EXERCISE: Where the string "this" occurs in a line of the data below, that line should be copied.

※

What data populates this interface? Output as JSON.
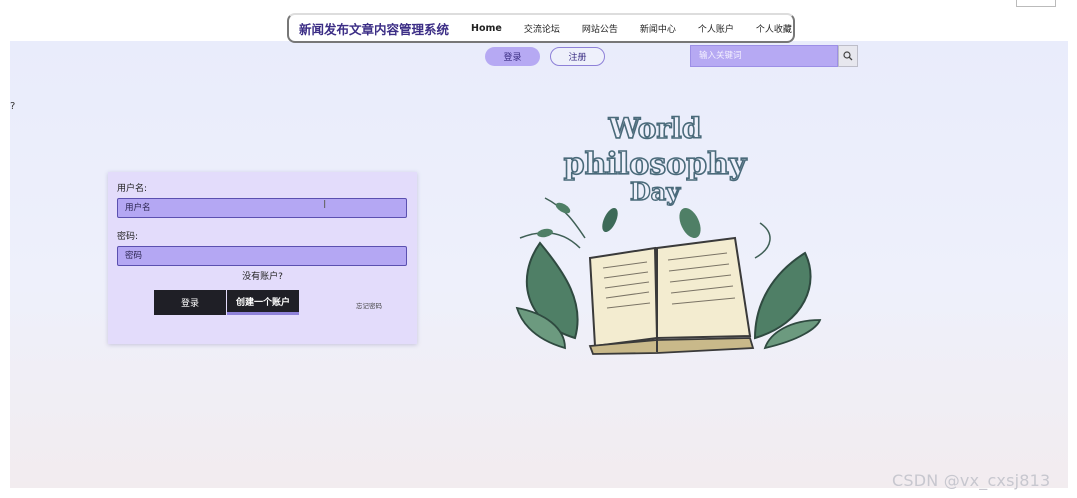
{
  "header": {
    "site_title": "新闻发布文章内容管理系统",
    "nav": [
      "Home",
      "交流论坛",
      "网站公告",
      "新闻中心",
      "个人账户",
      "个人收藏"
    ]
  },
  "auth": {
    "login_label": "登录",
    "register_label": "注册"
  },
  "search": {
    "placeholder": "输入关键词",
    "icon": "search-icon"
  },
  "left_glyph": "?",
  "login_form": {
    "username_label": "用户名:",
    "username_placeholder": "用户名",
    "password_label": "密码:",
    "password_placeholder": "密码",
    "no_account": "没有账户?",
    "login_button": "登录",
    "create_button": "创建一个账户",
    "forgot": "忘记密码"
  },
  "illustration": {
    "line1": "World",
    "line2": "philosophy",
    "line3": "Day"
  },
  "watermark": "CSDN @vx_cxsj813",
  "colors": {
    "accent": "#b6a9f3",
    "title": "#3c2e86",
    "button_dark": "#1f1f26"
  }
}
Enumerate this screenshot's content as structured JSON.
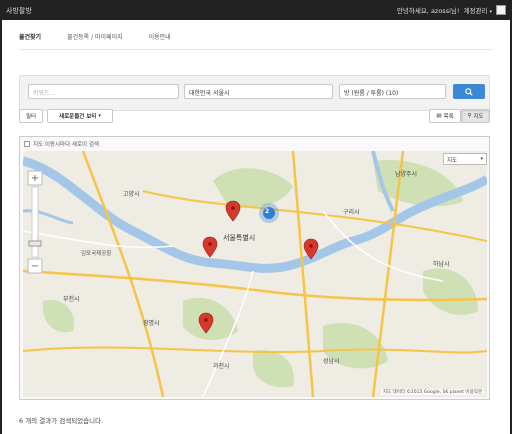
{
  "header": {
    "brand": "사방팔방",
    "greeting": "안녕하세요, azossi님!",
    "account_menu": "계정관리"
  },
  "tabs": [
    {
      "label": "물건찾기"
    },
    {
      "label": "물건등록 / 마이페이지"
    },
    {
      "label": "이용안내"
    }
  ],
  "search": {
    "keyword_placeholder": "키워드...",
    "location_value": "대한민국 서울시",
    "room_type_value": "방 (원룸 / 투룸) (10)"
  },
  "toolbar": {
    "filter_label": "필터",
    "new_listing_label": "새로운물건 보티",
    "list_view_label": "목록",
    "map_view_label": "지도"
  },
  "map": {
    "move_search_label": "지도 이동시마다 새로이 검색",
    "map_type_label": "지도",
    "cluster_count": "2",
    "attribution": "지도 데이터 ©2015 Google, SK planet  이용약관",
    "place_labels": {
      "seoul": "서울특별시",
      "guri": "구리시",
      "namyangju": "남양주시",
      "hanam": "하남시",
      "bucheon": "부천시",
      "gwangmyeong": "광명시",
      "goyang": "고양시",
      "gimpo_airport": "김포국제공항",
      "gwacheon": "과천시",
      "seongnam": "성남시"
    },
    "colors": {
      "water": "#a4c6e8",
      "land": "#efece3",
      "green": "#cfe0b4",
      "road": "#f6c447",
      "marker": "#d8382c",
      "cluster": "#2f7ed8"
    }
  },
  "results": {
    "summary": "6 개의 결과가 검색되었습니다."
  }
}
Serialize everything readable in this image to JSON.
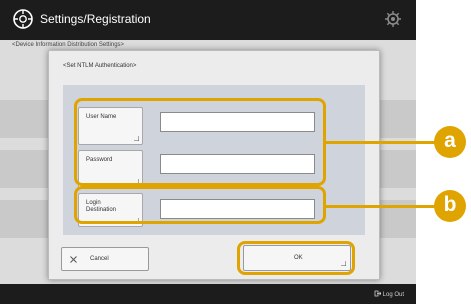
{
  "window": {
    "title": "Settings/Registration"
  },
  "background": {
    "breadcrumb": "<Device Information Distribution Settings>",
    "logout_label": "Log Out"
  },
  "dialog": {
    "title": "<Set NTLM Authentication>",
    "fields": [
      {
        "label": "User Name",
        "value": ""
      },
      {
        "label": "Password",
        "value": ""
      },
      {
        "label": "Login Destination",
        "value": ""
      }
    ],
    "cancel_label": "Cancel",
    "ok_label": "OK"
  },
  "callouts": [
    "a",
    "b"
  ],
  "colors": {
    "highlight": "#e0a400",
    "title_bar": "#1c1c1c",
    "panel": "#cfd4dc"
  }
}
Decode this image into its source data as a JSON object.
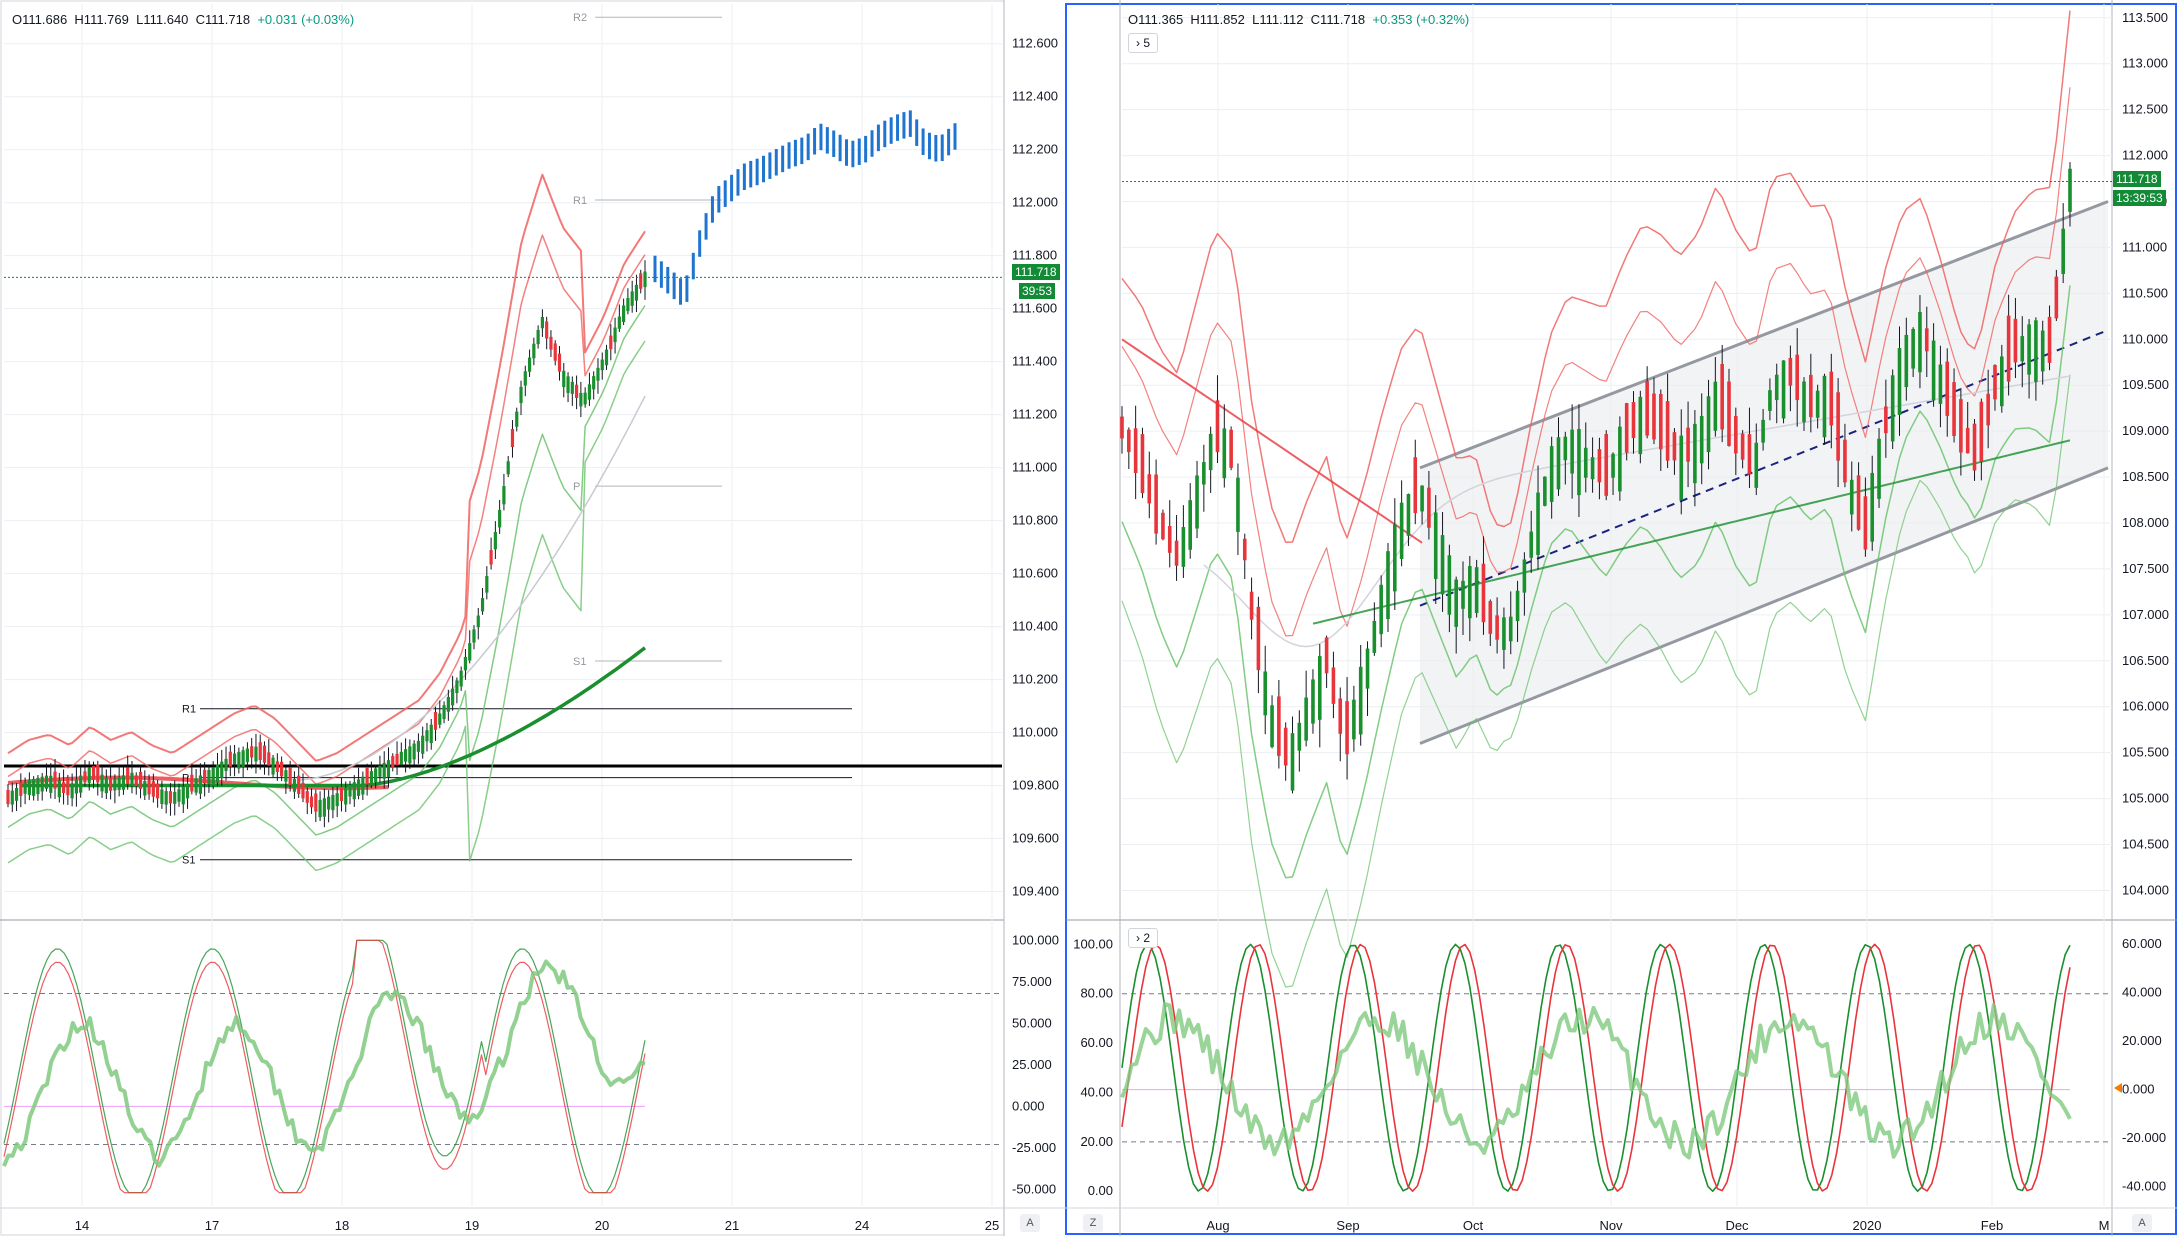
{
  "left_chart": {
    "ohlc": {
      "o": "O111.686",
      "h": "H111.769",
      "l": "L111.640",
      "c": "C111.718",
      "change": "+0.031 (+0.03%)"
    },
    "price_tag": "111.718",
    "countdown_tag": "39:53",
    "y_ticks": [
      "112.600",
      "112.400",
      "112.200",
      "112.000",
      "111.800",
      "111.600",
      "111.400",
      "111.200",
      "111.000",
      "110.800",
      "110.600",
      "110.400",
      "110.200",
      "110.000",
      "109.800",
      "109.600",
      "109.400"
    ],
    "x_ticks": [
      "14",
      "17",
      "18",
      "19",
      "20",
      "21",
      "24",
      "25"
    ],
    "pivot_labels": {
      "current": [
        "R1",
        "P",
        "S1"
      ],
      "next": [
        "R2",
        "R1",
        "P",
        "S1"
      ]
    },
    "osc_ticks": [
      "100.000",
      "75.000",
      "50.000",
      "25.000",
      "0.000",
      "-25.000",
      "-50.000"
    ],
    "axis_button": "A"
  },
  "right_chart": {
    "ohlc": {
      "o": "O111.365",
      "h": "H111.852",
      "l": "L111.112",
      "c": "C111.718",
      "change": "+0.353 (+0.32%)"
    },
    "collapse_main": "5",
    "collapse_osc": "2",
    "price_tag": "111.718",
    "countdown_tag": "13:39:53",
    "y_ticks": [
      "113.500",
      "113.000",
      "112.500",
      "112.000",
      "111.500",
      "111.000",
      "110.500",
      "110.000",
      "109.500",
      "109.000",
      "108.500",
      "108.000",
      "107.500",
      "107.000",
      "106.500",
      "106.000",
      "105.500",
      "105.000",
      "104.500",
      "104.000"
    ],
    "x_ticks": [
      "Aug",
      "Sep",
      "Oct",
      "Nov",
      "Dec",
      "2020",
      "Feb",
      "M"
    ],
    "osc_left_ticks": [
      "100.00",
      "80.00",
      "60.00",
      "40.00",
      "20.00",
      "0.00"
    ],
    "osc_right_ticks": [
      "60.000",
      "40.000",
      "20.000",
      "0.000",
      "-20.000",
      "-40.000"
    ],
    "axis_button_left": "Z",
    "axis_button_right": "A"
  },
  "colors": {
    "up": "#1a8f2e",
    "down": "#e8353b",
    "band_red": "#f0625f",
    "band_green": "#6cc36d",
    "forecast": "#1e74d0",
    "axis_text": "#131722",
    "grid": "#eceff2"
  },
  "chart_data": [
    {
      "type": "line",
      "title": "",
      "x_categories": [
        "14",
        "17",
        "18",
        "19",
        "20",
        "21",
        "24",
        "25"
      ],
      "ylim": [
        109.3,
        112.75
      ],
      "last_price": 111.718,
      "pivots_current": {
        "R1": 110.09,
        "P": 109.83,
        "S1": 109.52
      },
      "pivots_next": {
        "R2": 112.7,
        "R1": 112.01,
        "P": 110.93,
        "S1": 110.27
      },
      "price_path": [
        109.75,
        109.8,
        109.82,
        109.78,
        109.85,
        109.8,
        109.83,
        109.78,
        109.75,
        109.8,
        109.85,
        109.9,
        109.93,
        109.88,
        109.8,
        109.72,
        109.75,
        109.8,
        109.85,
        109.9,
        109.95,
        110.05,
        110.2,
        110.45,
        110.85,
        111.3,
        111.55,
        111.35,
        111.25,
        111.4,
        111.6,
        111.72
      ],
      "forecast_path": [
        111.75,
        111.7,
        111.65,
        111.85,
        112.0,
        112.05,
        112.1,
        112.12,
        112.15,
        112.18,
        112.2,
        112.25,
        112.22,
        112.18,
        112.2,
        112.25,
        112.28,
        112.3,
        112.22,
        112.2,
        112.25
      ],
      "oscillator": {
        "ylim": [
          -60,
          105
        ],
        "bands": [
          68,
          -23
        ]
      }
    },
    {
      "type": "line",
      "title": "",
      "x_categories": [
        "Aug",
        "Sep",
        "Oct",
        "Nov",
        "Dec",
        "2020",
        "Feb",
        "M"
      ],
      "ylim": [
        103.7,
        113.65
      ],
      "last_price": 111.718,
      "channel": {
        "upper": [
          [
            0.0,
            108.6
          ],
          [
            1.0,
            111.5
          ]
        ],
        "lower": [
          [
            0.0,
            105.6
          ],
          [
            1.0,
            108.6
          ]
        ],
        "mid": [
          [
            0.0,
            107.1
          ],
          [
            1.0,
            110.1
          ]
        ]
      },
      "price_path": [
        109.0,
        108.6,
        108.0,
        107.6,
        108.3,
        109.0,
        108.7,
        107.0,
        105.9,
        105.4,
        106.0,
        106.5,
        105.6,
        106.3,
        107.2,
        108.0,
        108.4,
        107.8,
        107.2,
        107.4,
        106.8,
        106.9,
        107.8,
        108.6,
        108.9,
        108.7,
        108.5,
        108.9,
        109.2,
        109.0,
        108.7,
        108.9,
        109.4,
        108.9,
        108.6,
        109.5,
        109.6,
        109.3,
        109.4,
        108.5,
        107.9,
        109.0,
        109.8,
        110.1,
        109.6,
        109.0,
        108.7,
        109.5,
        109.9,
        110.0,
        109.9,
        111.7
      ],
      "oscillator": {
        "left_ylim": [
          -6,
          105
        ],
        "right_ylim": [
          -48,
          65
        ],
        "bands": [
          80,
          20
        ]
      }
    }
  ]
}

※

EXPECTED OUTPUT:
What data populates this interface? Output as JSON.
Enumerate this screenshot's content as structured JSON.
Serialize everything readable in this image to JSON.
Decode this image into its source data as a JSON object.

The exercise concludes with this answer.